Statement and to also ensure equity and fair distribution of funds for the development of the country in its entirety.
Mr Speaker, it is against this backdrop that I crave your indulgence to make the following recommendations; that this House critically examines findings of the DLT project for adoption and implemen- tation in our future budgets moving forward. Again, I wish to recommend that the joint Committees of Finance and Local Government ensure that projects are evenly distributed across Ghana by pointing out these gaps to the Executive for alignment.
Mr Speaker, I conclude by calling on your very goodself and the entire House to provide the needed political will and commitment to correct these imbalances.
Edwin Nii Lantey Vanderpuye (NDC - - Odododiodioo): Mr Speaker, I thank you for the opportunity to contribute to the Statement made by my very good Colleague from Chereponi.
Mr Speaker, the District League Table is a very important measurable tool for transparency and accountability in the various Metropolitan, Municipal and District Assemblies (MMDAs). It helps to analyse how appointees at the various District Assemblies embark upon the policies and programmes of Governments and other Agencies in the six mentioned areas, where statistically Ghana finds development, especially in the areas of
security, water, education, accountability, et cetera.
Mr Speaker, unfortunately, some MMDAs have problems in assessing their full potential in the development of these areas.
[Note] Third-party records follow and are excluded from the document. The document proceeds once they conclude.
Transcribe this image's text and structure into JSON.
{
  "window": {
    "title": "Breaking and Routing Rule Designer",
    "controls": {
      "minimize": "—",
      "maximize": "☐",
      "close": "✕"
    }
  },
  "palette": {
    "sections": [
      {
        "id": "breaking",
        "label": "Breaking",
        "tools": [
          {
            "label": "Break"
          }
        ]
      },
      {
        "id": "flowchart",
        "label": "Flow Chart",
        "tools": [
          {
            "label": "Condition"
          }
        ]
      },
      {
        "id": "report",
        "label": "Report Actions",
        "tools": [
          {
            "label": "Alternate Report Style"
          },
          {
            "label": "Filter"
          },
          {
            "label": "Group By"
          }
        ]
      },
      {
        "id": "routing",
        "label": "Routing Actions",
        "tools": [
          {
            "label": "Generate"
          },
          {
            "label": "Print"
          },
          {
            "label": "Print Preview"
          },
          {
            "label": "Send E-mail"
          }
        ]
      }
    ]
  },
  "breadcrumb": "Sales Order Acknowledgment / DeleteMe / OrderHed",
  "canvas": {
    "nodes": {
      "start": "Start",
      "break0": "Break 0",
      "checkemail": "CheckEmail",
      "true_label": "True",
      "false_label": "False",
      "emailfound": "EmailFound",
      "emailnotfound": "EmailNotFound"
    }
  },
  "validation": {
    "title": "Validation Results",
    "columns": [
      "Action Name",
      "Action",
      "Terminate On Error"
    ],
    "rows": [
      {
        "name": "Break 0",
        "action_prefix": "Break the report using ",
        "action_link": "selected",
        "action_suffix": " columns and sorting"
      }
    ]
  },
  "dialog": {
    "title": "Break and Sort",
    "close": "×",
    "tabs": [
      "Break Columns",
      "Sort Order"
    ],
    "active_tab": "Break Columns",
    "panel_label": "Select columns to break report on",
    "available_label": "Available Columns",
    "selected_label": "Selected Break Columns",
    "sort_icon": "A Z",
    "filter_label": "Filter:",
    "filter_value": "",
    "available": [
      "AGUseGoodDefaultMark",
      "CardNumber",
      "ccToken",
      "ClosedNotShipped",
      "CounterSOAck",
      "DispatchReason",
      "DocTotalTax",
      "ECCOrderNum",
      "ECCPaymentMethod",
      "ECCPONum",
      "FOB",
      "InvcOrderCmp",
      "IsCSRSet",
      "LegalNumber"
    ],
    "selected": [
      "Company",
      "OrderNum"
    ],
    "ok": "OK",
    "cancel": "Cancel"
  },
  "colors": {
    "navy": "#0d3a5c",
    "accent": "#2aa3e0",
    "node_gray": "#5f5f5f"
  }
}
So, it makes it difficult when weights are put on such indicators and marks are awarded.
In the beginning, it was difficult for some of the MMDAs to accept the idea, and that led to agitations among communities against the Assemblies, with the belief that the Assemblies were not up to the task. Some chiefs and opinion leaders were not happy with the positioning of their various districts when the DLT was announced.
Mr Speaker, slowly, Ghanaians are beginning to appreciate the fact that the DLT is not meant to name and shame, but to draw attention to the weakness within our development agenda in certain communities and MMDAs. As such, we should do well to improve upon them.
Mr Speaker, two years ago, there was a district in the Ashanti Region which was 176 th on the league table. Last year, because this district carefully analysed the output and the indicators on the DLT, it was able to work on their strengths and build up on their weaknesses. This year, I was not surprised when I saw that district within the first ten on the Table.
So, this is a very good mechanism for assessing development at the local level.
Mr Speaker, in support of the Statement, I would say that it would be good that Parliament, as an institution, has interacts with the people, organisations and Non-Governmental Organisations (NGOs), which are involved in the DLT, to
see how we could also contribute to enhance the work they are doing.
One of the main areas is environmental sanitation. Districts which continue to practise open defaecation are always found in the lower ranks of the Table. That tells us that, as districts, we need to improve upon the access to public sanitation, so that we could move up.
When we take it up, as Hon Members of Parliament, it would also give us the feedback on what our MMDAs do. This is so that, we would also be able to prioritise our areas of contribution towards development.
With these few words, Mr Speaker, I thank you for the opportunity.